It turns out that a long Rosé-induced work lunch might not be a bad thing after all.

Mike Hutcheson, author of Relax and Grow Rich, says your best ideas are when you are relaxed, and alcohol helps with this.

"When you look through the pantheon of great innovation and great creation it's always when people have been relaxed," Hutcheson said.

"An accelerator of thinking easy is just a bit of alcohol, up to a certain point."


This comes after a recent study in the Harvard Business Review posited that people are better at creative problem-solving under the guise of alcohol.

The research, conducted by professor Andrew Jarosz and colleagues out of Mississippi State University, tested two controlled groups' abilities to answer a series of word association problems from a creative problem-solving assessment called the Remote Associates Test.

One group was sober, the other had blood alcohol levels that neared legal intoxication (.075).

Sample questions included "What word relates to these three: 'duck,' 'dollar,' 'fold'?" The answer is "bill".

The group who imbibed gave more correct answers, and arrived at the solutions quicker than those who were sober.

"You often hear of great writers, artists, and composers who claim that alcohol enhanced their creativity, or people who say their ideas are better after a few drinks.

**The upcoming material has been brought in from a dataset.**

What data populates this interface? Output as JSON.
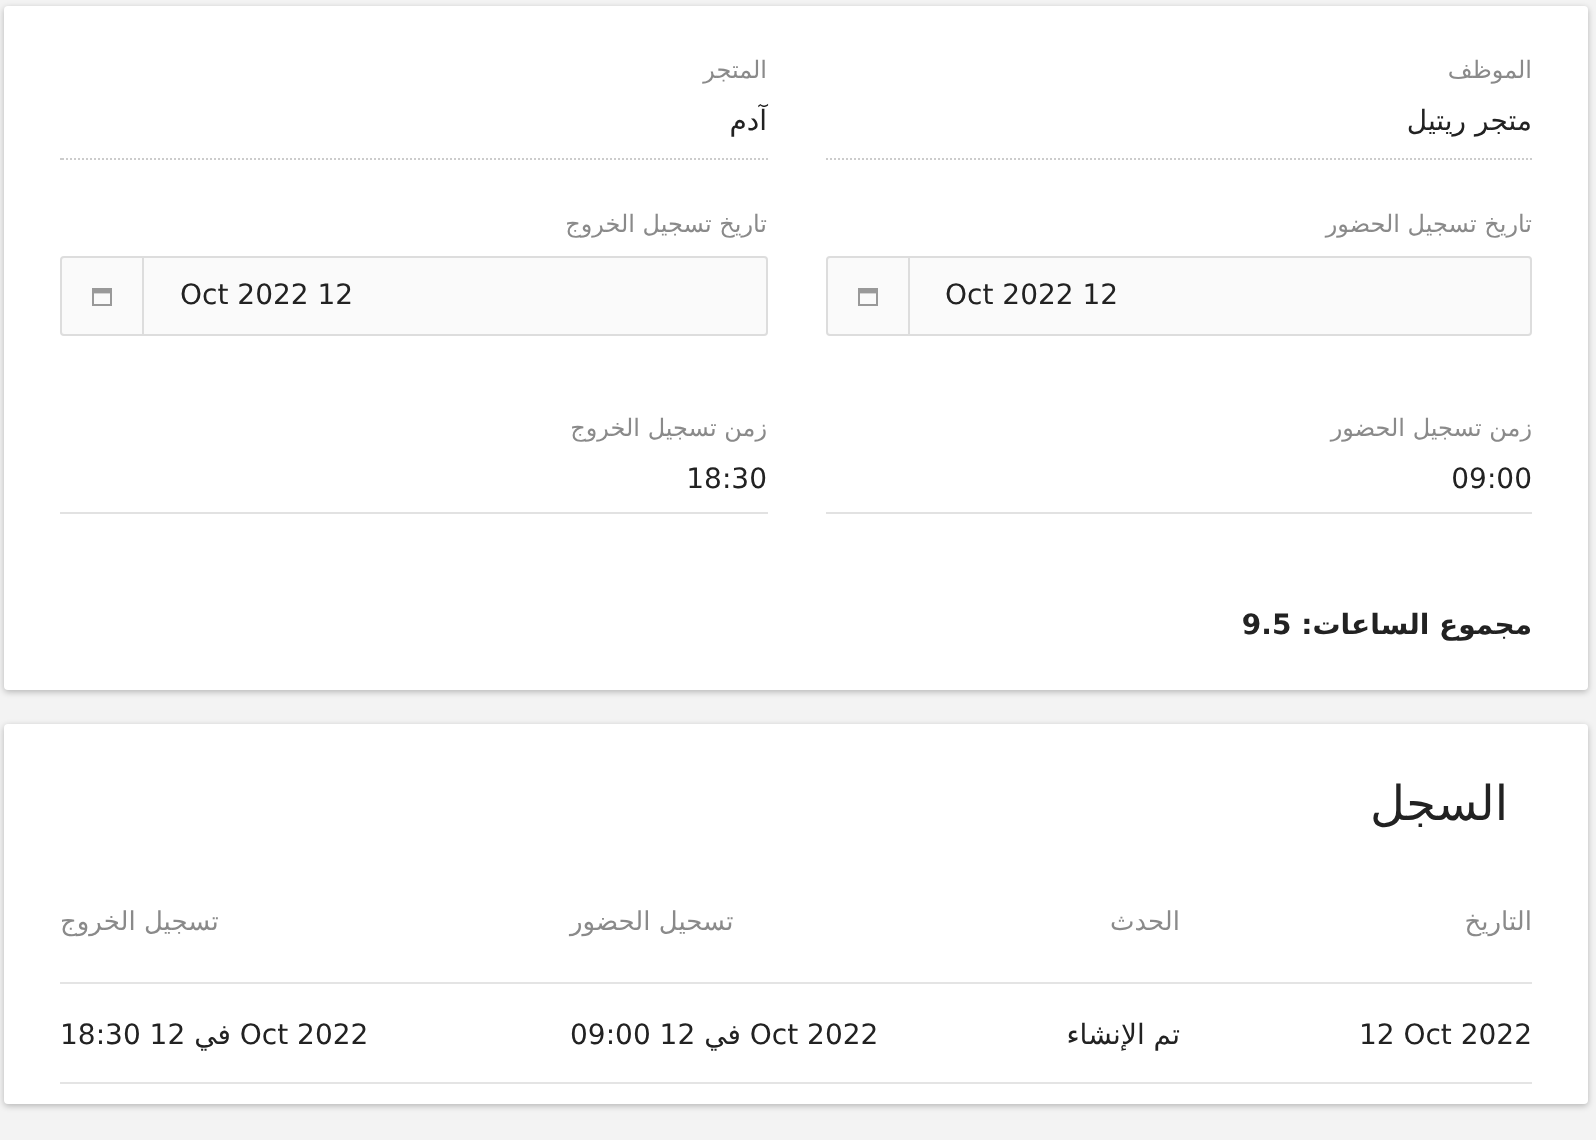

We wanted to see if we could find evidence to back that up," Jarosz told Harvard Business Review.

"We found that the tipsy people solved two to three more problems than folks who stayed sober. They also submitted their answers more quickly within the one-minute-per-question time limit, which is maybe even more surprising.

"In an exercise like the RAT, it's important not to fixate on your first thought, and alcohol seems to help that seemingly irrelevant stuff slip in."


However, Hutcheson warns that alcohol doesn't advance insight, but may reduce inhibitions which could lead to the creation of great ideas.

"It's not because of alcohol, it's because at a certain point you're relaxed with comrades and your inhibitions about status and differences have disappeared and your speaking in vino veritas [Latin: In wine, truth; English: What soberness conceals, drunkenness reveals]," Hutcheson said.

"Inebriation is bad, a lack of inhibition is good and lack of inhibition enables good things to float to the surface when your able to express good ideas."

Hutcheson believes more bosses should be looking to take meetings away from boardrooms and into more relaxed settings, including bars.

"Rather than impose strictures on what we call corporate entertainment, we should actually subsidise it, because that's when the best ideas happen," he says.

The experiment involved 20 male subjects between the ages of 21 to 30. The group were served three vodka cranberry cocktails over a 30-minute period. The ratio of alcohol to juice was always 1:3, but heavier people got bigger drinks.

To eliminate intelligence imbalance, the participants were tested prior to being placed into their groups.